» **Source information**:
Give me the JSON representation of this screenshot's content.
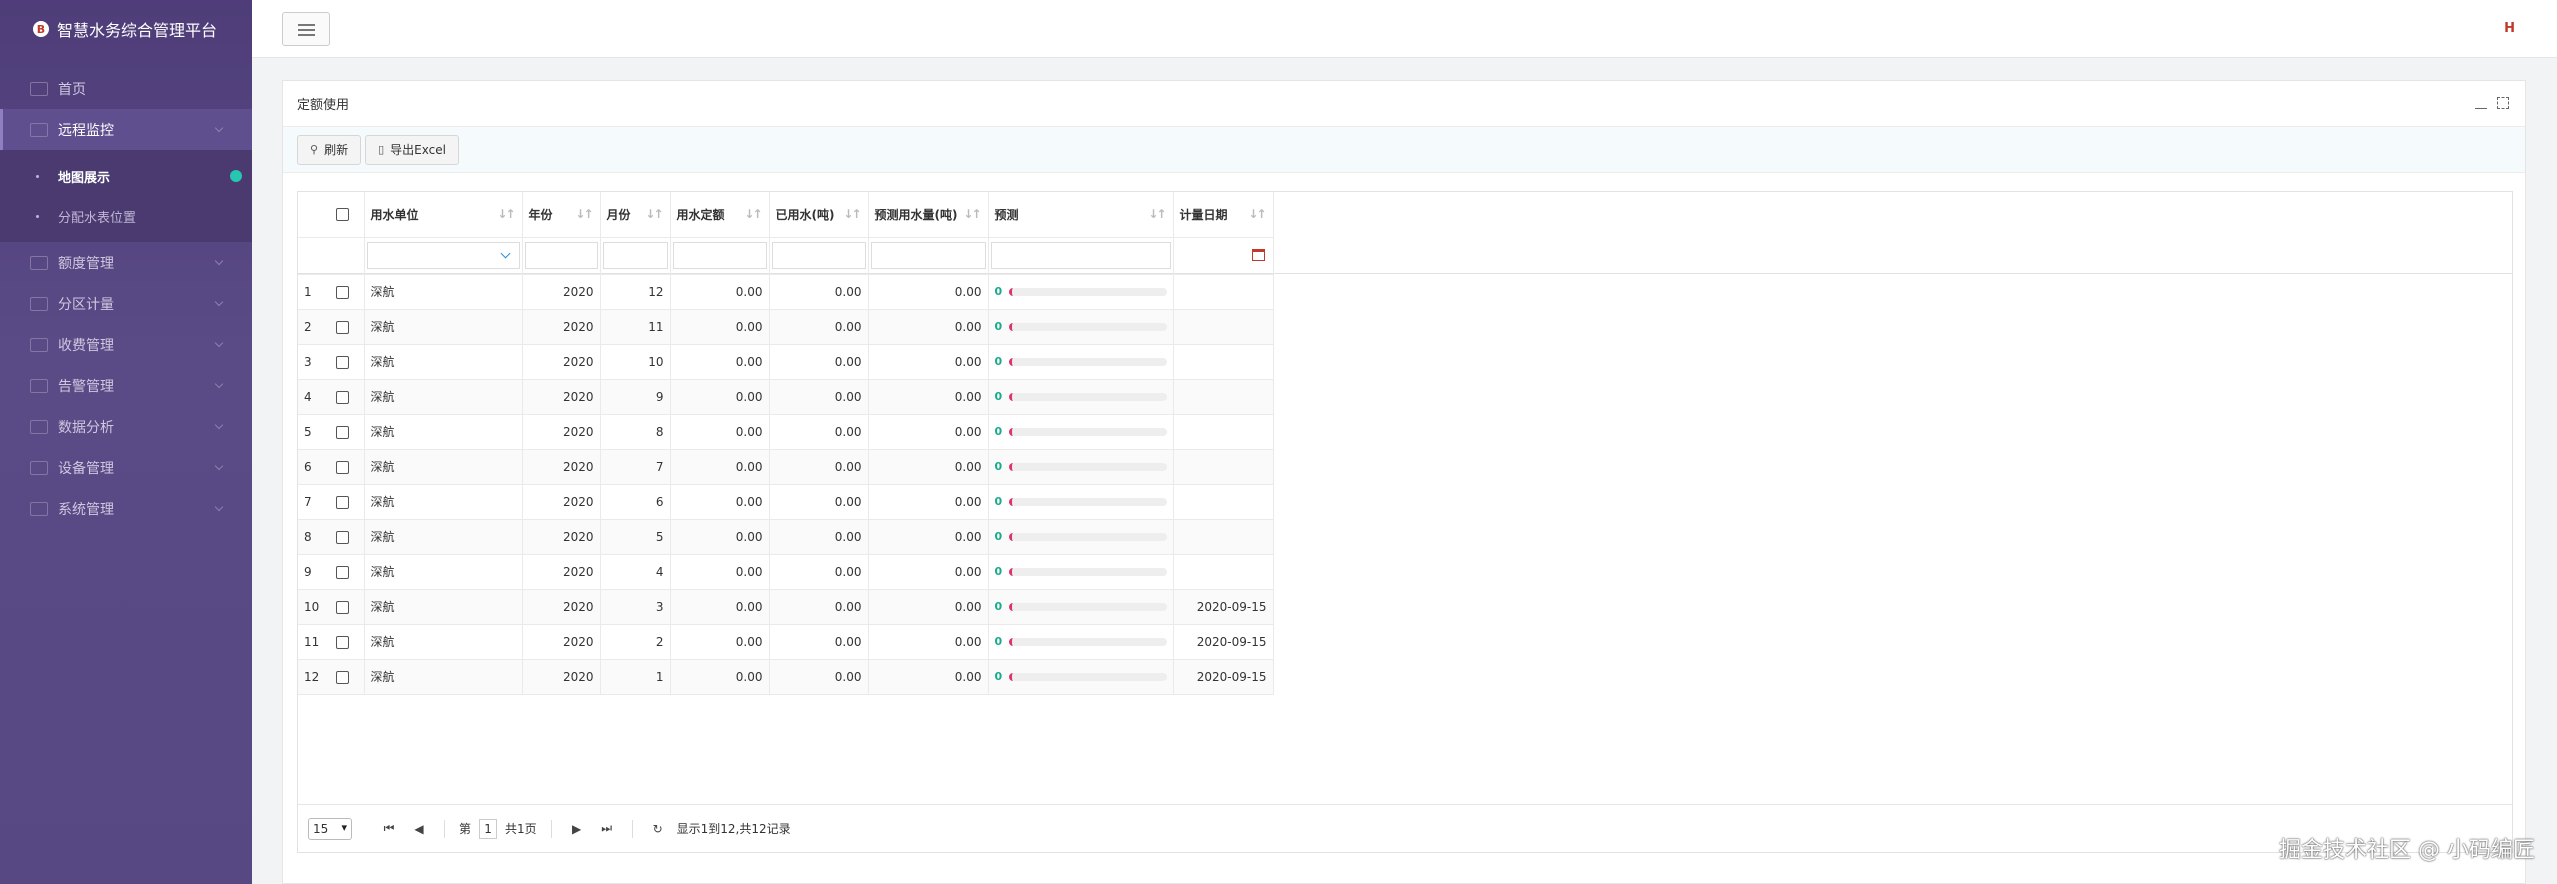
{
  "brand": {
    "logo_text": "B",
    "title": "智慧水务综合管理平台"
  },
  "sidebar": {
    "items": [
      {
        "label": "首页",
        "icon": "home-icon"
      },
      {
        "label": "远程监控",
        "icon": "monitor-icon",
        "open": true
      },
      {
        "label": "额度管理",
        "icon": "quota-icon"
      },
      {
        "label": "分区计量",
        "icon": "grid-icon"
      },
      {
        "label": "收费管理",
        "icon": "fee-icon"
      },
      {
        "label": "告警管理",
        "icon": "alarm-icon"
      },
      {
        "label": "数据分析",
        "icon": "chart-icon"
      },
      {
        "label": "设备管理",
        "icon": "device-icon"
      },
      {
        "label": "系统管理",
        "icon": "settings-icon"
      }
    ],
    "subitems": [
      {
        "label": "地图展示",
        "active": true
      },
      {
        "label": "分配水表位置"
      }
    ]
  },
  "topbar": {
    "user_icon_text": "H"
  },
  "panel": {
    "title": "定额使用",
    "refresh_label": "刷新",
    "export_label": "导出Excel"
  },
  "grid": {
    "columns": [
      "用水单位",
      "年份",
      "月份",
      "用水定额",
      "已用水(吨)",
      "预测用水量(吨)",
      "预测",
      "计量日期"
    ],
    "rows": [
      {
        "idx": "1",
        "unit": "深航",
        "year": "2020",
        "month": "12",
        "quota": "0.00",
        "used": "0.00",
        "forecast": "0.00",
        "pred": "0",
        "date": ""
      },
      {
        "idx": "2",
        "unit": "深航",
        "year": "2020",
        "month": "11",
        "quota": "0.00",
        "used": "0.00",
        "forecast": "0.00",
        "pred": "0",
        "date": ""
      },
      {
        "idx": "3",
        "unit": "深航",
        "year": "2020",
        "month": "10",
        "quota": "0.00",
        "used": "0.00",
        "forecast": "0.00",
        "pred": "0",
        "date": ""
      },
      {
        "idx": "4",
        "unit": "深航",
        "year": "2020",
        "month": "9",
        "quota": "0.00",
        "used": "0.00",
        "forecast": "0.00",
        "pred": "0",
        "date": ""
      },
      {
        "idx": "5",
        "unit": "深航",
        "year": "2020",
        "month": "8",
        "quota": "0.00",
        "used": "0.00",
        "forecast": "0.00",
        "pred": "0",
        "date": ""
      },
      {
        "idx": "6",
        "unit": "深航",
        "year": "2020",
        "month": "7",
        "quota": "0.00",
        "used": "0.00",
        "forecast": "0.00",
        "pred": "0",
        "date": ""
      },
      {
        "idx": "7",
        "unit": "深航",
        "year": "2020",
        "month": "6",
        "quota": "0.00",
        "used": "0.00",
        "forecast": "0.00",
        "pred": "0",
        "date": ""
      },
      {
        "idx": "8",
        "unit": "深航",
        "year": "2020",
        "month": "5",
        "quota": "0.00",
        "used": "0.00",
        "forecast": "0.00",
        "pred": "0",
        "date": ""
      },
      {
        "idx": "9",
        "unit": "深航",
        "year": "2020",
        "month": "4",
        "quota": "0.00",
        "used": "0.00",
        "forecast": "0.00",
        "pred": "0",
        "date": ""
      },
      {
        "idx": "10",
        "unit": "深航",
        "year": "2020",
        "month": "3",
        "quota": "0.00",
        "used": "0.00",
        "forecast": "0.00",
        "pred": "0",
        "date": "2020-09-15"
      },
      {
        "idx": "11",
        "unit": "深航",
        "year": "2020",
        "month": "2",
        "quota": "0.00",
        "used": "0.00",
        "forecast": "0.00",
        "pred": "0",
        "date": "2020-09-15"
      },
      {
        "idx": "12",
        "unit": "深航",
        "year": "2020",
        "month": "1",
        "quota": "0.00",
        "used": "0.00",
        "forecast": "0.00",
        "pred": "0",
        "date": "2020-09-15"
      }
    ]
  },
  "pager": {
    "page_size": "15",
    "page_prefix": "第",
    "page_value": "1",
    "page_total": "共1页",
    "summary": "显示1到12,共12记录"
  },
  "watermark": "掘金技术社区 @ 小码编匠",
  "colors": {
    "sidebar": "#574783",
    "accent_teal": "#26c6b0",
    "progress_pink": "#e0316a"
  }
}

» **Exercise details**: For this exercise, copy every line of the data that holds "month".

» **Result below**:
        "month": "12",
        "month": "11",
        "month": "10",
        "month": "9",
        "month": "8",
        "month": "7",
        "month": "6",
        "month": "5",
        "month": "4",
        "month": "3",
        "month": "2",
        "month": "1",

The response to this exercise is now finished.